- [Assignment]: Filter the listing below, copying every line in which the word "structured" appears.

- [Records for this task]:
════════
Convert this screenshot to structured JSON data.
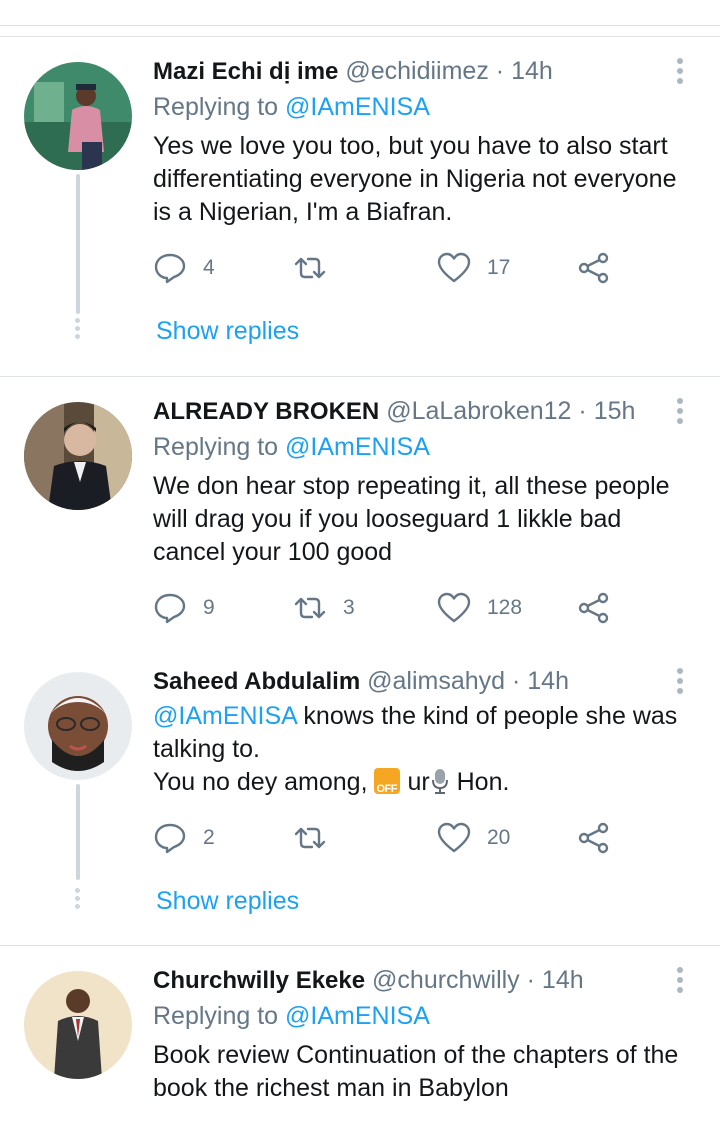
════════
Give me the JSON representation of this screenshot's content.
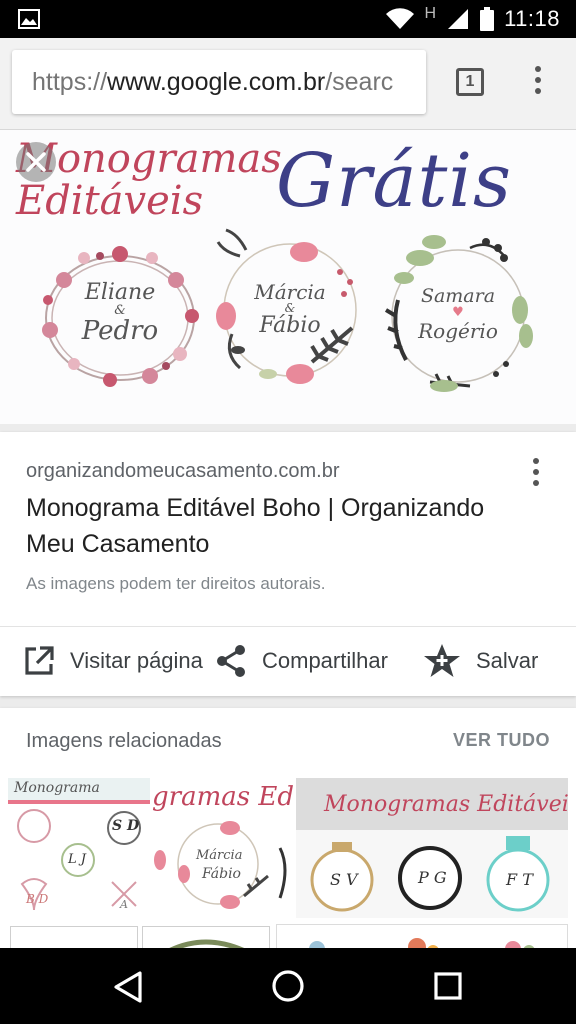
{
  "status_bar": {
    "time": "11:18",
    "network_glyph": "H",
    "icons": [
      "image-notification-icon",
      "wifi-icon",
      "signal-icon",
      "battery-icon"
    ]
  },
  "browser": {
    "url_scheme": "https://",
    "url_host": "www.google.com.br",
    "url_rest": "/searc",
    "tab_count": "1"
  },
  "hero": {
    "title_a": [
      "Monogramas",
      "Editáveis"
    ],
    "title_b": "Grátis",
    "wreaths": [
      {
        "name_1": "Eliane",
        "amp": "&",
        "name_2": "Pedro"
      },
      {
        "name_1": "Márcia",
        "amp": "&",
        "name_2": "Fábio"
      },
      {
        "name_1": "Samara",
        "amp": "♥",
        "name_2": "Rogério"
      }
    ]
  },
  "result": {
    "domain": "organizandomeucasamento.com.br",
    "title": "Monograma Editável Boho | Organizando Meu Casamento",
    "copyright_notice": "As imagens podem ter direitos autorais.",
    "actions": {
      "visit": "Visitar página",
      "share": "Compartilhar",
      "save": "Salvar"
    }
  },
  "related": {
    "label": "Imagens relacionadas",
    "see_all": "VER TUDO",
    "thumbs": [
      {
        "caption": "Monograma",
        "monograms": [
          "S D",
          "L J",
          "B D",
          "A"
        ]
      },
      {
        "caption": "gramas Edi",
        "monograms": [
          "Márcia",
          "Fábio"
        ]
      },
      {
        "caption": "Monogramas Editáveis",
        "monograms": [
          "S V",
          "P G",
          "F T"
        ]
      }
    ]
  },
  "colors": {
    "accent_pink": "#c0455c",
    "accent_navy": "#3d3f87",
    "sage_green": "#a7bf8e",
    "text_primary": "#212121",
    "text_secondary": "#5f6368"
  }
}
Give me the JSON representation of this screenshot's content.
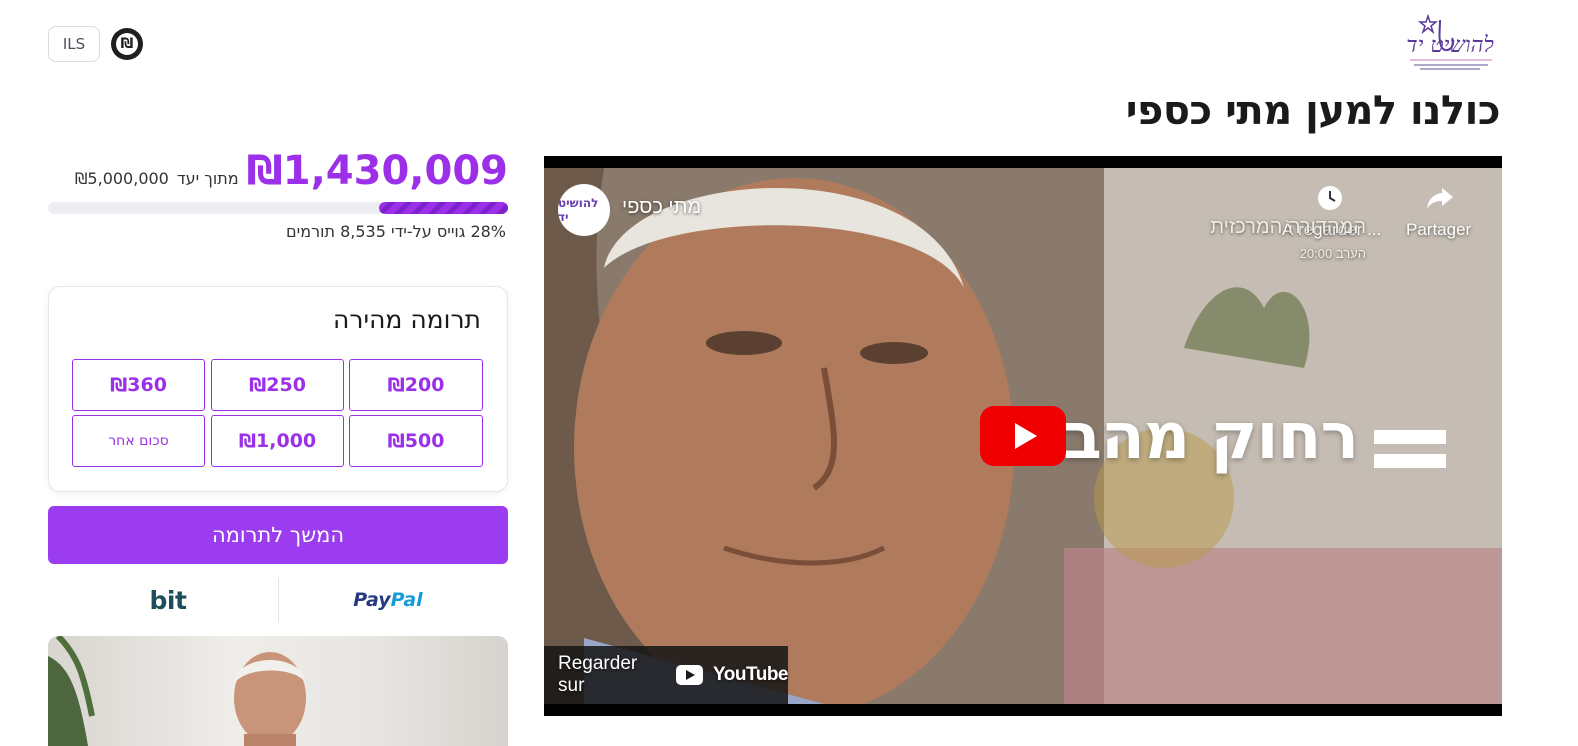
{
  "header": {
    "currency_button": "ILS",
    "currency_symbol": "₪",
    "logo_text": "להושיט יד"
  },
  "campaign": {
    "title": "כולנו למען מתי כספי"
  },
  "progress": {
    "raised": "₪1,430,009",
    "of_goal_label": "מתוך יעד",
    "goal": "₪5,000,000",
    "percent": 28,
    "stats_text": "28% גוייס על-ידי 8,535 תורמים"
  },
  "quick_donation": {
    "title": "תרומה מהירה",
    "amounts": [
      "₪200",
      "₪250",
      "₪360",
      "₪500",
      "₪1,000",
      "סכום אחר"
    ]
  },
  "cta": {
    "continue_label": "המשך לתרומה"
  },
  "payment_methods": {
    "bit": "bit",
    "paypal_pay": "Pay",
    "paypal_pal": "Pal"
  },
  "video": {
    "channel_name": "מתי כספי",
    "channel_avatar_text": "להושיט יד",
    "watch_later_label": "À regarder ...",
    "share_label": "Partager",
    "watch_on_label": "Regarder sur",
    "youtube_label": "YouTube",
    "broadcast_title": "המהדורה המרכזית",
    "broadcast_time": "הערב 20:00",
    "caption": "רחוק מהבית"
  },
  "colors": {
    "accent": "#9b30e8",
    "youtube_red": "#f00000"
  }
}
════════
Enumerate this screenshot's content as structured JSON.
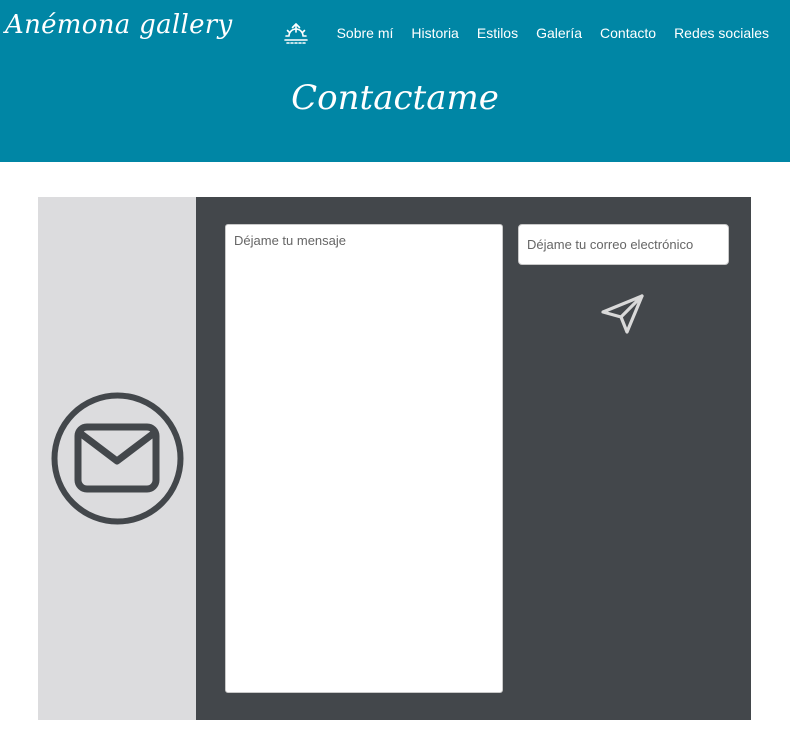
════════
- [Solution to the exercise]:
Convert this screenshot to structured JSON data.
Enumerate this screenshot's content as structured JSON.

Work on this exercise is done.